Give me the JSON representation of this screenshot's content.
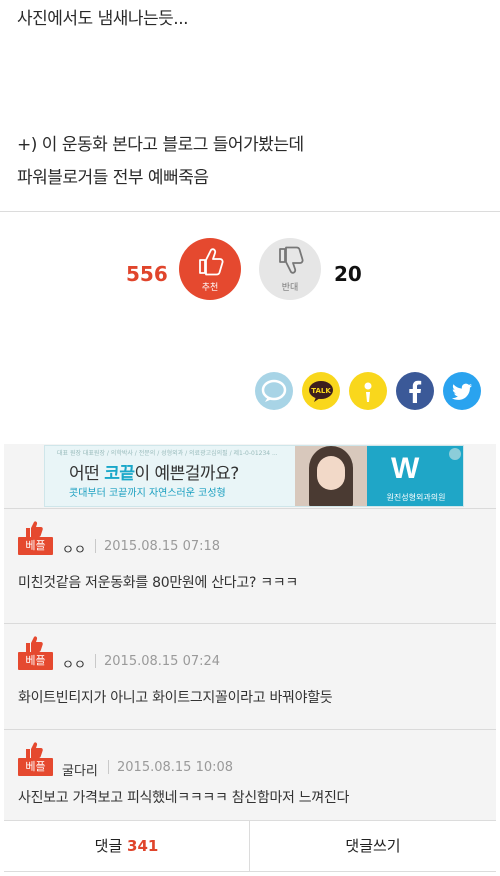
{
  "post": {
    "lines": [
      "사진에서도 냄새나는듯...",
      "+) 이 운동화 본다고 블로그 들어가봤는데",
      "파워블로거들 전부 예뻐죽음"
    ]
  },
  "vote": {
    "up_count": "556",
    "up_label": "추천",
    "down_label": "반대",
    "down_count": "20",
    "up_color": "#e5492f",
    "down_color": "#e6e6e6"
  },
  "share": {
    "icons": [
      "speech-bubble-icon",
      "kakaotalk-icon",
      "kakaostory-icon",
      "facebook-icon",
      "twitter-icon"
    ],
    "talk_label": "TALK",
    "colors": [
      "#a8d4e6",
      "#f9d71c",
      "#f9d71c",
      "#3b5998",
      "#2aa3ef"
    ]
  },
  "ad": {
    "small_text": "대표 원장 대표원장 / 의학박사 / 전문의 / 성형외과 / 의료광고심의필 / 제1-0-01234 ...",
    "headline_pre": "어떤 ",
    "headline_highlight": "코끝",
    "headline_post": "이 예쁜걸까요?",
    "sub": "콧대부터 코끝까지 자연스러운 코성형",
    "logo": "W",
    "clinic": "원진성형외과의원"
  },
  "comments": [
    {
      "badge": "베플",
      "author": "ㅇㅇ",
      "date": "2015.08.15 07:18",
      "text": "미친것같음 저운동화를 80만원에 산다고? ㅋㅋㅋ"
    },
    {
      "badge": "베플",
      "author": "ㅇㅇ",
      "date": "2015.08.15 07:24",
      "text": "화이트빈티지가 아니고 화이트그지꼴이라고 바꿔야할듯"
    },
    {
      "badge": "베플",
      "author": "굴다리",
      "date": "2015.08.15 10:08",
      "text": "사진보고 가격보고 피식했네ㅋㅋㅋㅋ 참신함마저 느껴진다"
    }
  ],
  "bottom": {
    "comments_label": "댓글",
    "comments_count": "341",
    "write_label": "댓글쓰기"
  }
}
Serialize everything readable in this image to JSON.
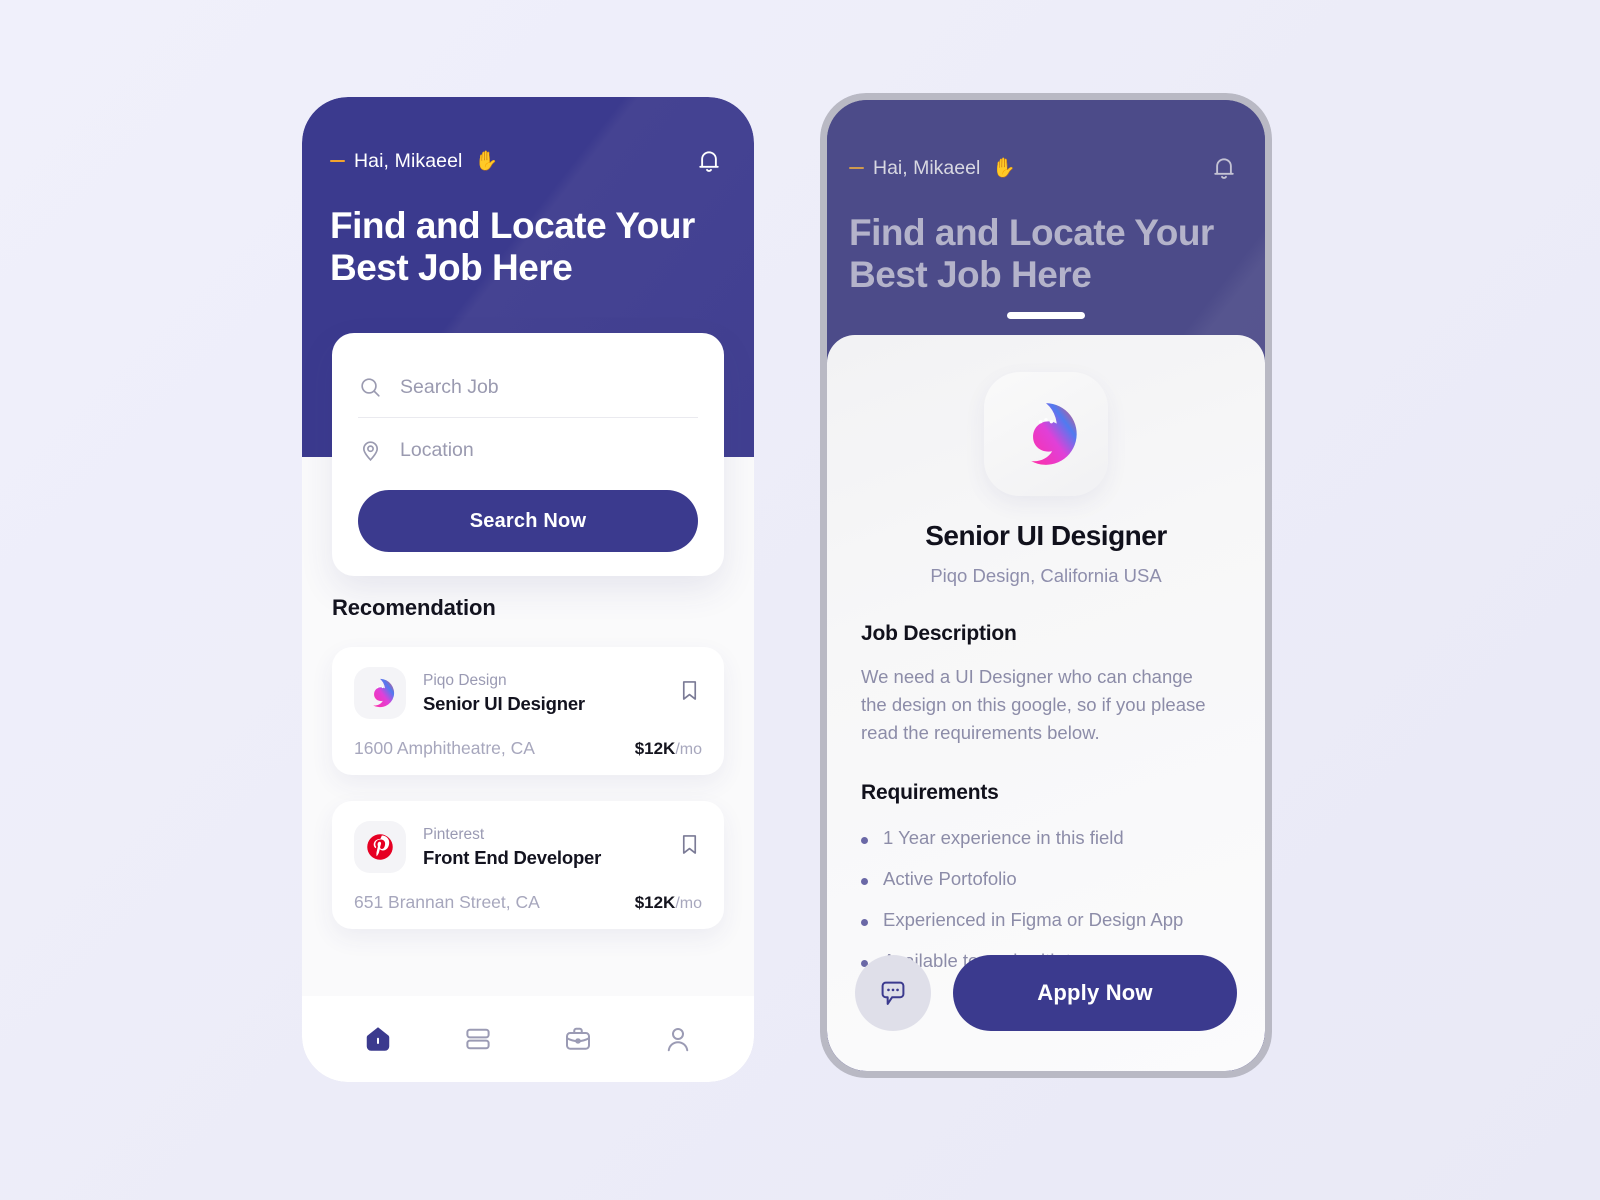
{
  "theme": {
    "page_background": "#eeeef9",
    "brand_purple": "#3b3a8e",
    "dimmed_purple": "#4c4b89",
    "accent_orange": "#f2a32c",
    "muted_text": "#8c8ca8",
    "dark_text": "#11111c"
  },
  "phone_one": {
    "greeting": "Hai, Mikaeel",
    "greeting_wave": "✋",
    "bell_icon": "bell-icon",
    "hero_title": "Find and Locate Your Best Job Here",
    "search": {
      "job_placeholder": "Search Job",
      "job_icon": "search-icon",
      "location_placeholder": "Location",
      "location_icon": "map-pin-icon",
      "button_label": "Search Now"
    },
    "section_title": "Recomendation",
    "jobs": [
      {
        "company": "Piqo Design",
        "role": "Senior UI Designer",
        "address": "1600 Amphitheatre, CA",
        "salary": "$12K",
        "salary_period": "/mo",
        "logo": "piqo-peacock-logo",
        "bookmark_icon": "bookmark-icon"
      },
      {
        "company": "Pinterest",
        "role": "Front End Developer",
        "address": "651 Brannan Street, CA",
        "salary": "$12K",
        "salary_period": "/mo",
        "logo": "pinterest-logo",
        "bookmark_icon": "bookmark-icon"
      }
    ],
    "nav": [
      {
        "name": "home",
        "icon": "home-icon",
        "active": true
      },
      {
        "name": "feed",
        "icon": "list-rows-icon",
        "active": false
      },
      {
        "name": "jobs",
        "icon": "briefcase-icon",
        "active": false
      },
      {
        "name": "profile",
        "icon": "person-icon",
        "active": false
      }
    ]
  },
  "phone_two": {
    "greeting": "Hai, Mikaeel",
    "greeting_wave": "✋",
    "bell_icon": "bell-icon",
    "hero_title": "Find and Locate Your Best Job Here",
    "detail": {
      "logo": "piqo-peacock-logo",
      "title": "Senior UI Designer",
      "subtitle": "Piqo Design, California USA",
      "description_heading": "Job Description",
      "description_body": "We need a UI Designer who can change the design on this google, so if you please read the requirements below.",
      "requirements_heading": "Requirements",
      "requirements": [
        "1 Year experience in this field",
        "Active Portofolio",
        "Experienced in Figma or Design App",
        "Available to work with team"
      ],
      "chat_icon": "chat-bubble-icon",
      "apply_label": "Apply Now"
    }
  }
}
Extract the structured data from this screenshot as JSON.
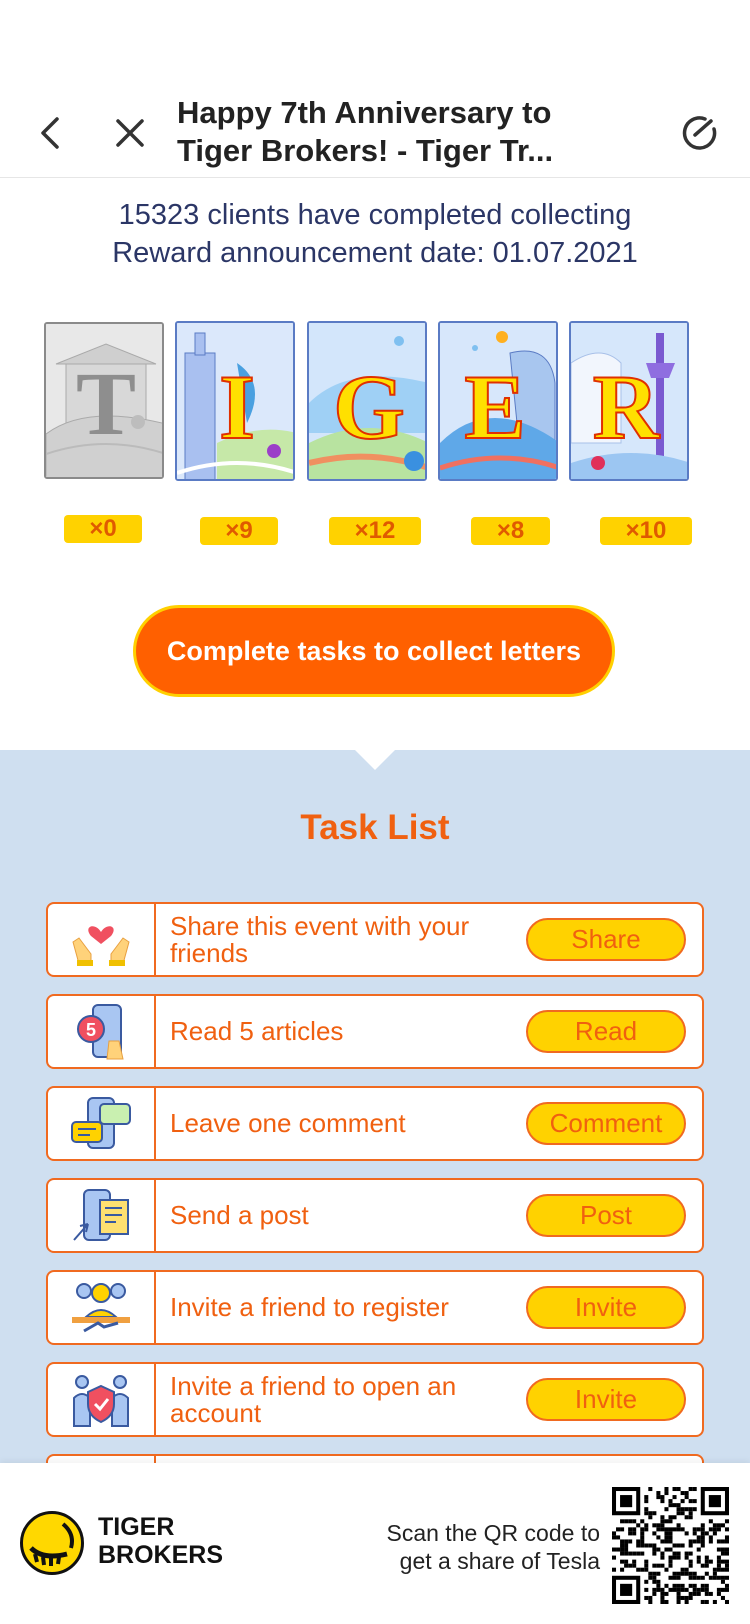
{
  "header": {
    "title_line1": "Happy 7th Anniversary to",
    "title_line2": "Tiger Brokers! - Tiger Tr...",
    "back_icon": "chevron-left-icon",
    "close_icon": "close-icon",
    "refresh_icon": "refresh-icon"
  },
  "stats": {
    "clients": "15323 clients have completed collecting",
    "date": "Reward announcement date: 01.07.2021"
  },
  "cards": [
    {
      "letter": "T",
      "count": "×0",
      "collected": false
    },
    {
      "letter": "I",
      "count": "×9",
      "collected": true
    },
    {
      "letter": "G",
      "count": "×12",
      "collected": true
    },
    {
      "letter": "E",
      "count": "×8",
      "collected": true
    },
    {
      "letter": "R",
      "count": "×10",
      "collected": true
    }
  ],
  "cta": {
    "label": "Complete tasks to collect letters"
  },
  "tasks_title": "Task List",
  "tasks": [
    {
      "label": "Share this event with your friends",
      "button": "Share",
      "icon": "heart-hands-icon"
    },
    {
      "label": "Read 5 articles",
      "button": "Read",
      "icon": "phone-articles-icon"
    },
    {
      "label": "Leave one comment",
      "button": "Comment",
      "icon": "comment-bubbles-icon"
    },
    {
      "label": "Send a post",
      "button": "Post",
      "icon": "post-document-icon"
    },
    {
      "label": "Invite a friend to register",
      "button": "Invite",
      "icon": "handshake-icon"
    },
    {
      "label": "Invite a friend to open an account",
      "button": "Invite",
      "icon": "shield-people-icon"
    }
  ],
  "footer": {
    "brand_line1": "TIGER",
    "brand_line2": "BROKERS",
    "scan_line1": "Scan the QR code to",
    "scan_line2": "get a share of Tesla"
  },
  "colors": {
    "accent_orange": "#ff6000",
    "yellow": "#ffd200",
    "task_bg": "#cfdff0",
    "stats_text": "#2b3666"
  }
}
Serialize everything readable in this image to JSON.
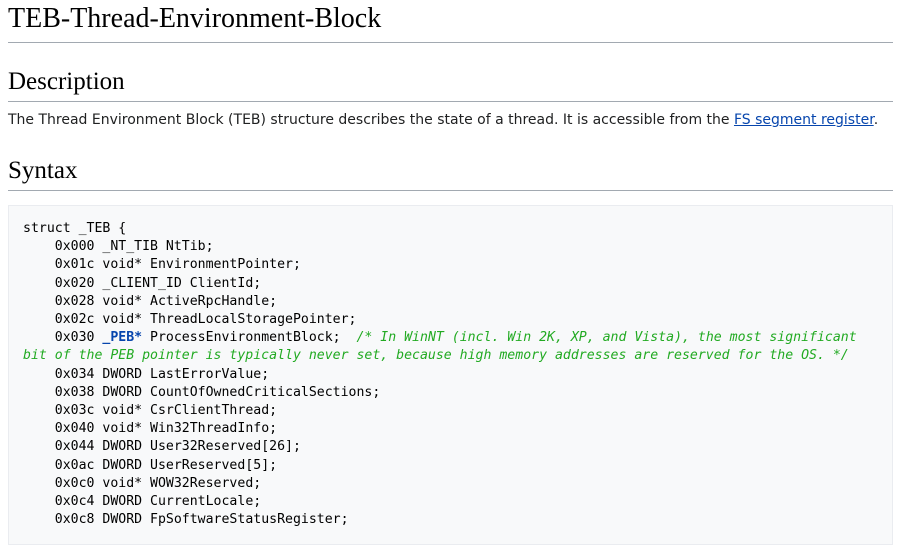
{
  "page": {
    "title": "TEB-Thread-Environment-Block"
  },
  "description": {
    "heading": "Description",
    "text_before_link": "The Thread Environment Block (TEB) structure describes the state of a thread. It is accessible from the ",
    "link_text": "FS segment register",
    "text_after_link": "."
  },
  "syntax": {
    "heading": "Syntax",
    "struct_open": "struct _TEB {",
    "lines": [
      "    0x000 _NT_TIB NtTib;",
      "    0x01c void* EnvironmentPointer;",
      "    0x020 _CLIENT_ID ClientId;",
      "    0x028 void* ActiveRpcHandle;",
      "    0x02c void* ThreadLocalStoragePointer;"
    ],
    "peb_line_prefix": "    0x030 ",
    "peb_type": "_PEB*",
    "peb_line_rest": " ProcessEnvironmentBlock;  ",
    "peb_comment": "/* In WinNT (incl. Win 2K, XP, and Vista), the most significant bit of the PEB pointer is typically never set, because high memory addresses are reserved for the OS. */",
    "lines_after": [
      "    0x034 DWORD LastErrorValue;",
      "    0x038 DWORD CountOfOwnedCriticalSections;",
      "    0x03c void* CsrClientThread;",
      "    0x040 void* Win32ThreadInfo;",
      "    0x044 DWORD User32Reserved[26];",
      "    0x0ac DWORD UserReserved[5];",
      "    0x0c0 void* WOW32Reserved;",
      "    0x0c4 DWORD CurrentLocale;",
      "    0x0c8 DWORD FpSoftwareStatusRegister;"
    ]
  }
}
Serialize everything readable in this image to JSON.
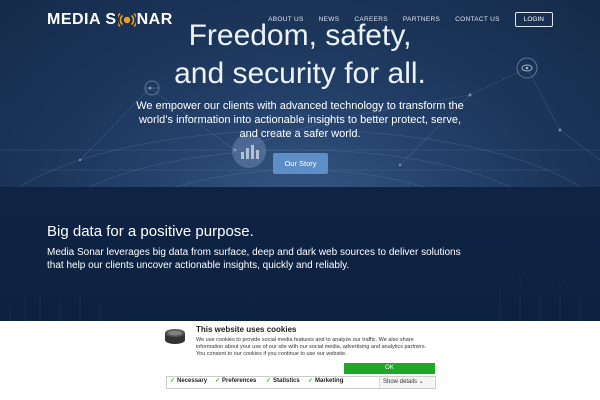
{
  "header": {
    "logo_text_1": "MEDIA S",
    "logo_text_2": "NAR",
    "nav": [
      "ABOUT US",
      "NEWS",
      "CAREERS",
      "PARTNERS",
      "CONTACT US"
    ],
    "login_label": "LOGIN"
  },
  "hero": {
    "headline_line1": "Freedom, safety,",
    "headline_line2": "and security for all.",
    "sub_line1": "We empower our clients with advanced technology to transform the",
    "sub_line2": "world’s  information into actionable insights to better protect, serve,",
    "sub_line3": "and create a safer world.",
    "cta_label": "Our Story"
  },
  "section": {
    "title": "Big data for a positive purpose.",
    "text": "Media Sonar leverages big data from surface, deep and dark web sources to deliver solutions that help our clients uncover actionable insights, quickly and reliably."
  },
  "cookie": {
    "title": "This website uses cookies",
    "text": "We use cookies to provide social media features and to analyze our traffic. We also share information about your use of our site with our social media, advertising and analytics partners. You consent to our cookies if you continue to use our website.",
    "ok_label": "OK",
    "options": [
      "Necessary",
      "Preferences",
      "Statistics",
      "Marketing"
    ],
    "show_details": "Show details"
  },
  "colors": {
    "logo_accent": "#f0a020",
    "ok_green": "#1fa828",
    "cta_blue": "#5d8fc6"
  }
}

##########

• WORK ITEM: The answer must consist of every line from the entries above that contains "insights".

• ANSWER TO THIS TASK:
    "sub_line2": "world’s  information into actionable insights to better protect, serve,",
    "text": "Media Sonar leverages big data from surface, deep and dark web sources to deliver solutions that help our clients uncover actionable insights, quickly and reliably."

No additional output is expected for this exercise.